Another day has passed and another campaign promise from President Donald Trump has been broken. During the heated presidential contest again Secretary Hillary Clinton, Trump vowed to take care of people in the coal mining industry.
But there’s been silence from the White House as over 22,000 retired coal miners and the surviving family members of dead miners received a horrifying surprise in their mailboxes on March 1st.
They were just notified that both their retirement benefits and medical benefits would no longer be honored after 60 days. The president of the United Mine Workers of America, Cecil Roberts, penned a scathing press release indicting Trump and the Republican Congress for their failure to address this issue. He wrote:

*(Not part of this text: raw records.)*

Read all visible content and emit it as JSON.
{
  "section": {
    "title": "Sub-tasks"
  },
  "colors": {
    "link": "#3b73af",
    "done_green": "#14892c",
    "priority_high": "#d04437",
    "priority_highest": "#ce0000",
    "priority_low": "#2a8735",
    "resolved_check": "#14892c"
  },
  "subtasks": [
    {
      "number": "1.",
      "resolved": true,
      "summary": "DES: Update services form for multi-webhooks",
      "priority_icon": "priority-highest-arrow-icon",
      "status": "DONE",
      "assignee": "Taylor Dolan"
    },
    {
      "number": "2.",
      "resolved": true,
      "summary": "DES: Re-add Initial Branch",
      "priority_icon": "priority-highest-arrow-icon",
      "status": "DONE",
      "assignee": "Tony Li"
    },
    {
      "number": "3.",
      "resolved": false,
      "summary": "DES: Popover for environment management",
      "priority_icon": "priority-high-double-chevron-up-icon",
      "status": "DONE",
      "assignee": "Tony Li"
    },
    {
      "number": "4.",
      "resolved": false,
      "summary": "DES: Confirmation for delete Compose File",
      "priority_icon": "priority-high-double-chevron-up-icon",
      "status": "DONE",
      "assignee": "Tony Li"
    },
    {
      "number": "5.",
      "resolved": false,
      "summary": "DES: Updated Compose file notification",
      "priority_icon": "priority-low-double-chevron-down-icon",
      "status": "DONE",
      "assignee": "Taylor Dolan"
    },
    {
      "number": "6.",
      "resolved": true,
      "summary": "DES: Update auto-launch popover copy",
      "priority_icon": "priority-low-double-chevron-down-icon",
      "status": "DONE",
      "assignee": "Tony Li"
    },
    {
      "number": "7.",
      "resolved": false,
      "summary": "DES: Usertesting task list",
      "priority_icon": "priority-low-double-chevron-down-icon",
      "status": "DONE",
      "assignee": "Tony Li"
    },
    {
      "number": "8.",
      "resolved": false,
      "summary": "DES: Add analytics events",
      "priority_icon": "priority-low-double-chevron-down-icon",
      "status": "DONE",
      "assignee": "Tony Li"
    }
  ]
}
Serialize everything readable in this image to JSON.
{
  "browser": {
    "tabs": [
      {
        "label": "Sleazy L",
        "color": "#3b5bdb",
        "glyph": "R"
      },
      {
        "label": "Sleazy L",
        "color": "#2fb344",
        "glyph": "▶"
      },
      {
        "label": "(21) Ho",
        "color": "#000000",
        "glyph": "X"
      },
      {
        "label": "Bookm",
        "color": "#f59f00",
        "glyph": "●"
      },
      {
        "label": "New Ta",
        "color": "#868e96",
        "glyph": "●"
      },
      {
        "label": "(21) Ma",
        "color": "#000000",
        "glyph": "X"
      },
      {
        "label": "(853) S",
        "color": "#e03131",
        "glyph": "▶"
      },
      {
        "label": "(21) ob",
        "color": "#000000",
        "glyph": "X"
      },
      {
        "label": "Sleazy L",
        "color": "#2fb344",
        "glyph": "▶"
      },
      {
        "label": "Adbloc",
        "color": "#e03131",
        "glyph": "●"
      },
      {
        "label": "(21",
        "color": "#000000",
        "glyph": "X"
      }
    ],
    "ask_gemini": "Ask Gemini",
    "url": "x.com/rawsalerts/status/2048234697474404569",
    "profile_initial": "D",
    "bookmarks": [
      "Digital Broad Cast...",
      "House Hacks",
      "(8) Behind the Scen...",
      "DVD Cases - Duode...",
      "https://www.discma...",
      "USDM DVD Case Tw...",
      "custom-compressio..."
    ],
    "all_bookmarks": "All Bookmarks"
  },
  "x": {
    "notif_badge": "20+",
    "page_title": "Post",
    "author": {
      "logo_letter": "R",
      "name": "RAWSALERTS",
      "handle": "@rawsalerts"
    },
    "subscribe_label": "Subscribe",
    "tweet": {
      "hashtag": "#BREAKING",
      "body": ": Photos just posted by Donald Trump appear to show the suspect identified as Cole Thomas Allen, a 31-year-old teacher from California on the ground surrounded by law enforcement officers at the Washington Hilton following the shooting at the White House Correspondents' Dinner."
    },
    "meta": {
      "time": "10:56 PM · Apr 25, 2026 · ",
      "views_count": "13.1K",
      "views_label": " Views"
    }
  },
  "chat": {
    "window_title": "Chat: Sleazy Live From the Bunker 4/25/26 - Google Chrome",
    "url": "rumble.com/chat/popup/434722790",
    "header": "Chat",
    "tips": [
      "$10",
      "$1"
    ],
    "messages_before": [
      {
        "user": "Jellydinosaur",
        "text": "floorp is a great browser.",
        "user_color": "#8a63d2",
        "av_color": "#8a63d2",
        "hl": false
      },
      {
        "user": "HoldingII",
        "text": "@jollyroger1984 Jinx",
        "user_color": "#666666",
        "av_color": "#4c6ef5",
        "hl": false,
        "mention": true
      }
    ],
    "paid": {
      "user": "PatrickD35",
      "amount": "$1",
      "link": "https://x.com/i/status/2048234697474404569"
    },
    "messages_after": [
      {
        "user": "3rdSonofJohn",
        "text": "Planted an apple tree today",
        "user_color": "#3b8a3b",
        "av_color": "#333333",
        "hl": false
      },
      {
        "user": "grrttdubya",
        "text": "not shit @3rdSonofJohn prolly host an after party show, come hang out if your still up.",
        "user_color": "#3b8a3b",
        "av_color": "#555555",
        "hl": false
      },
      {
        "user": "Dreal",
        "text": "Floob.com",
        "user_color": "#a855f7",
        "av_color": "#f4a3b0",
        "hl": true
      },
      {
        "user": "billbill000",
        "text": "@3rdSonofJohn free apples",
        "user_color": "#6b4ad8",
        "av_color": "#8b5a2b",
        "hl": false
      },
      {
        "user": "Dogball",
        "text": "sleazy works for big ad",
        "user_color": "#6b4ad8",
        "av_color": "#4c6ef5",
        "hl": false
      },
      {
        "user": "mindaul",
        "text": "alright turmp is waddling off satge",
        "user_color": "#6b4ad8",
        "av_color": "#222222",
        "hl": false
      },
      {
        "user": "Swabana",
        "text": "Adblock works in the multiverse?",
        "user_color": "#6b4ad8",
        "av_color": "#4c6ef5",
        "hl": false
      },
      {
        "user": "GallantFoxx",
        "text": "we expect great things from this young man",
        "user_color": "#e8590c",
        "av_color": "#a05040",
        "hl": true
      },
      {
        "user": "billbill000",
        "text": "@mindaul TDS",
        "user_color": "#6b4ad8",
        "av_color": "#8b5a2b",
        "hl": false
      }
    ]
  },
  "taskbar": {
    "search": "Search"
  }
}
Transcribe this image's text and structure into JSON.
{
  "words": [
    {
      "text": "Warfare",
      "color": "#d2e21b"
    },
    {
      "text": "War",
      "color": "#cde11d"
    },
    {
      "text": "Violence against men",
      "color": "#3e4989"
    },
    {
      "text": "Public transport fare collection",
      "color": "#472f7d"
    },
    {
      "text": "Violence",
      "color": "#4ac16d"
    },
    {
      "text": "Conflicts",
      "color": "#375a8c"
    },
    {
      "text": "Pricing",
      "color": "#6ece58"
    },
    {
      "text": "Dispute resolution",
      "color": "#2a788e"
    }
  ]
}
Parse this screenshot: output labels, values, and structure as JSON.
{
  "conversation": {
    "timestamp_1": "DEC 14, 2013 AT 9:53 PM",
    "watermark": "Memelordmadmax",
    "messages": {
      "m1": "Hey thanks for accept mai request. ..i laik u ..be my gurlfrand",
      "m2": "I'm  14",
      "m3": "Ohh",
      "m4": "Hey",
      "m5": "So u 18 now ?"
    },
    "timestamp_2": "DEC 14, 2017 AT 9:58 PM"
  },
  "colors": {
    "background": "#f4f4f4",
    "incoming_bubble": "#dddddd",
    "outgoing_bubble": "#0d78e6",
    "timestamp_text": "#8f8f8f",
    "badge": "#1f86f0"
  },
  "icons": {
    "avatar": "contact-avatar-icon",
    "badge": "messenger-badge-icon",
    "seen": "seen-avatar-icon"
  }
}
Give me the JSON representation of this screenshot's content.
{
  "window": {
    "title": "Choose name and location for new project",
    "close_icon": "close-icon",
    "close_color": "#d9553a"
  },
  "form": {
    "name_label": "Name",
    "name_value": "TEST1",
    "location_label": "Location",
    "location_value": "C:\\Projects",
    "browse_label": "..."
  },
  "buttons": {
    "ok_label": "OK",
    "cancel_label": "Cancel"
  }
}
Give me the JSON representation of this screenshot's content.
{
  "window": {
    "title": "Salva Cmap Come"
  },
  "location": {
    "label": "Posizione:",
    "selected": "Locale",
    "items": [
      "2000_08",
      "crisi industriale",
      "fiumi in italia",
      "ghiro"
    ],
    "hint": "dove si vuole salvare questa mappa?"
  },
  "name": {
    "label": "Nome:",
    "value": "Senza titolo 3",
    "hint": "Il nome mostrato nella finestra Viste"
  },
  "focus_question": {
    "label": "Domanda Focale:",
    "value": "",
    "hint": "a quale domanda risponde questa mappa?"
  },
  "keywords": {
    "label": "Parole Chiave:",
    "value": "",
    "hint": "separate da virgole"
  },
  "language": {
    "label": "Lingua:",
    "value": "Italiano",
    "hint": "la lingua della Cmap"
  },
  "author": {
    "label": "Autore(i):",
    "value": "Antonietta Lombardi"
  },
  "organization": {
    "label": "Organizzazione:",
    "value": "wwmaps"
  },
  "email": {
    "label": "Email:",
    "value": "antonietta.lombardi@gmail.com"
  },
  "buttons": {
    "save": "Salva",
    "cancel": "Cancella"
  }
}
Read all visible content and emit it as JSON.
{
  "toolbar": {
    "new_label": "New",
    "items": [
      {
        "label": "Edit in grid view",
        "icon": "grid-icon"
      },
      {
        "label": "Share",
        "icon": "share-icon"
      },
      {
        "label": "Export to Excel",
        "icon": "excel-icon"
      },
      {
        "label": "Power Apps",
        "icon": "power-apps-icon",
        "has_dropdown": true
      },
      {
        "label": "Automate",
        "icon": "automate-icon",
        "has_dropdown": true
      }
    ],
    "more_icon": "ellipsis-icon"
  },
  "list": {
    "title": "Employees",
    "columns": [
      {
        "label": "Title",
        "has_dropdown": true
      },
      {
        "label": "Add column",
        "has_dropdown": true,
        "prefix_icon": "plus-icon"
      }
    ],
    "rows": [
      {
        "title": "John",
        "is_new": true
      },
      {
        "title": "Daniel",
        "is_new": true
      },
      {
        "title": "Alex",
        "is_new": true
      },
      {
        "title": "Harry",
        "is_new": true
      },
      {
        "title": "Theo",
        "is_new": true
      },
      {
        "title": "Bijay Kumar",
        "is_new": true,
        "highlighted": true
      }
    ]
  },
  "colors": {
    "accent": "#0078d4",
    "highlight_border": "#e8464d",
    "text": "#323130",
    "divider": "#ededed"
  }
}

This is the third such letter that has gone out to retired miners and widows in the last five months. The first two went out in October and November of last year, and instead of Congress passing a permanent solution to this issue, it passed only a four-month extension of benefits. Those benefits will run out on April 30, which triggered this new letter.
Congress cannot keep kicking this can down the road. This is causing tremendous mental and in some cases physical trauma to these senior citizens. They will now have to begin contemplating whether to continue to get medicines and treatments they need to live or to buy groceries. They will now have to wonder if they can go see a doctor for chronic conditions like black lung or cancer or pay the mortgage.
The Republicans control both houses of Congress and the White House. They have everything they need to repay the workers that they promised to help in exchange for their votes.
Instead, Trump has issued an executive order to allow for coal production to increase on previously protected Federal lands – likely to lead to huge profits for fossil fuel companies and a bad case of black lung for everyone else involved.
The coal miners are in this situation because of an agreement originally struck in 1946 that guaranteed benefits for retirees and their families, for the entirety of their lives if an individual worked in the mines for 20 years or more between the United Mine Workers of America and the United States government.
However, those benefits are only payable through companies which are still in business, and many coal mining operators have declared bankruptcy since 1946.
Through bankruptcy proceedings, various courts have decreed that those now defunct businesses owe their former workers nothing.
Congress has attempted to temporarily fund the pensions of the workers who have been left out in the cold, but it is ultimately not the burden of Congress to provide lifetime benefits to these workers.
Now those benefits are about to run dry, and the Republicans in Congress who want to add another $54 billion in military spending can’t find the spare change to help coal workers.
Trump has shown he has no loyalty to the workers in the past, or the families who have suffered the consequences of their loved ones giving their lives to the coal industry. It is dark, gritty work that has an impact on the long-term health of individuals down in the mines.
The true solution is to not have given the various coal mining operations such sweetheart deals in bankruptcy court, and to have forced them to set aside the funds necessary to fulfill their obligations to their workers.
Instead, the bankruptcy courts allowed debts to be wiped away, and workers left out in the cold. This was, by every standard, a preventable tragedy which did not have to transpire.
If the Republicans continue to do nothing, there will be over 22,000 workers and their families who will be cut off from the benefits, and they will then be forced to attempted to survive in another manner. Naturally, and without missing a beat, if these individuals then apply for government subsidies like food stamps the Republicans will surely call them lazy moochers on the system, even though it will have been the Republican Party who put them in the precarious position.
Lou Colagiovanni is an investigative journalist living in Las Vegas who specializes in politics and crime. His work has been highlighted all over the world and he is regularly featured on television and radio.